(Data about app and page elements)
------------------------------

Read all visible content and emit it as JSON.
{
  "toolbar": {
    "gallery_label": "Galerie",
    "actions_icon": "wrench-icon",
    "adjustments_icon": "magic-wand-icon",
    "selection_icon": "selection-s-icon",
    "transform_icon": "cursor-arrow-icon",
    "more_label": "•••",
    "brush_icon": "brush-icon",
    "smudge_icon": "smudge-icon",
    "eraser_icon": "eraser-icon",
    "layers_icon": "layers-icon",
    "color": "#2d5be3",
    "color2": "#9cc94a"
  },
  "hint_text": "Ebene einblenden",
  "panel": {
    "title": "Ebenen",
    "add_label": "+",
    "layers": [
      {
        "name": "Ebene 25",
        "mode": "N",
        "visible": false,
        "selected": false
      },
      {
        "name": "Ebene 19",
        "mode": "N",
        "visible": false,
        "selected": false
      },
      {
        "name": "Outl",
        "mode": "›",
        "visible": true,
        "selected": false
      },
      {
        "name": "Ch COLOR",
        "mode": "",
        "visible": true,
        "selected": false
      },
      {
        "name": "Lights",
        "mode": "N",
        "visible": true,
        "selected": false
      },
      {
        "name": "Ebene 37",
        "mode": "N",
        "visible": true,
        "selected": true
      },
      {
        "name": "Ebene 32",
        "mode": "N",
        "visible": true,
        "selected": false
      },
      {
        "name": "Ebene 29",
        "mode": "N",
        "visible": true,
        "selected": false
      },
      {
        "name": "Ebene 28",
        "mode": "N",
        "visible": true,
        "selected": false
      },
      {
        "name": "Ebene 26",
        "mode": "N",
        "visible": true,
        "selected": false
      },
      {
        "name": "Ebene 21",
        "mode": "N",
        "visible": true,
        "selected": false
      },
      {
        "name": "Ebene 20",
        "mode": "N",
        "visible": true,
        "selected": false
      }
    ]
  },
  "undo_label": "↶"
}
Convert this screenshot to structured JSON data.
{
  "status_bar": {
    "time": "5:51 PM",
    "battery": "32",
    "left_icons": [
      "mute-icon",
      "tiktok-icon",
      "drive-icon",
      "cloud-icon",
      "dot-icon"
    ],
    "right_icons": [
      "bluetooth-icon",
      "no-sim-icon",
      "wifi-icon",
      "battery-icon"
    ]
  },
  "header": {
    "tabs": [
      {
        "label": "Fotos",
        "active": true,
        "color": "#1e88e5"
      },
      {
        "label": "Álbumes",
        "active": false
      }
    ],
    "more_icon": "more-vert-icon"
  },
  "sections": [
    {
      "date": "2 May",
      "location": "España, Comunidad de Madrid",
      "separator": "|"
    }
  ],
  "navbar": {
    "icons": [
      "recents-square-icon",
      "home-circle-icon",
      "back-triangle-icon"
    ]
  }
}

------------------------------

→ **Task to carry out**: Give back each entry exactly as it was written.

→ **Task response**:
Read all visible content and emit it as JSON.
{
  "toolbar": {
    "gallery_label": "Galerie",
    "actions_icon": "wrench-icon",
    "adjustments_icon": "magic-wand-icon",
    "selection_icon": "selection-s-icon",
    "transform_icon": "cursor-arrow-icon",
    "more_label": "•••",
    "brush_icon": "brush-icon",
    "smudge_icon": "smudge-icon",
    "eraser_icon": "eraser-icon",
    "layers_icon": "layers-icon",
    "color": "#2d5be3",
    "color2": "#9cc94a"
  },
  "hint_text": "Ebene einblenden",
  "panel": {
    "title": "Ebenen",
    "add_label": "+",
    "layers": [
      {
        "name": "Ebene 25",
        "mode": "N",
        "visible": false,
        "selected": false
      },
      {
        "name": "Ebene 19",
        "mode": "N",
        "visible": false,
        "selected": false
      },
      {
        "name": "Outl",
        "mode": "›",
        "visible": true,
        "selected": false
      },
      {
        "name": "Ch COLOR",
        "mode": "",
        "visible": true,
        "selected": false
      },
      {
        "name": "Lights",
        "mode": "N",
        "visible": true,
        "selected": false
      },
      {
        "name": "Ebene 37",
        "mode": "N",
        "visible": true,
        "selected": true
      },
      {
        "name": "Ebene 32",
        "mode": "N",
        "visible": true,
        "selected": false
      },
      {
        "name": "Ebene 29",
        "mode": "N",
        "visible": true,
        "selected": false
      },
      {
        "name": "Ebene 28",
        "mode": "N",
        "visible": true,
        "selected": false
      },
      {
        "name": "Ebene 26",
        "mode": "N",
        "visible": true,
        "selected": false
      },
      {
        "name": "Ebene 21",
        "mode": "N",
        "visible": true,
        "selected": false
      },
      {
        "name": "Ebene 20",
        "mode": "N",
        "visible": true,
        "selected": false
      }
    ]
  },
  "undo_label": "↶"
}
Convert this screenshot to structured JSON data.
{
  "status_bar": {
    "time": "5:51 PM",
    "battery": "32",
    "left_icons": [
      "mute-icon",
      "tiktok-icon",
      "drive-icon",
      "cloud-icon",
      "dot-icon"
    ],
    "right_icons": [
      "bluetooth-icon",
      "no-sim-icon",
      "wifi-icon",
      "battery-icon"
    ]
  },
  "header": {
    "tabs": [
      {
        "label": "Fotos",
        "active": true,
        "color": "#1e88e5"
      },
      {
        "label": "Álbumes",
        "active": false
      }
    ],
    "more_icon": "more-vert-icon"
  },
  "sections": [
    {
      "date": "2 May",
      "location": "España, Comunidad de Madrid",
      "separator": "|"
    }
  ],
  "navbar": {
    "icons": [
      "recents-square-icon",
      "home-circle-icon",
      "back-triangle-icon"
    ]
  }
}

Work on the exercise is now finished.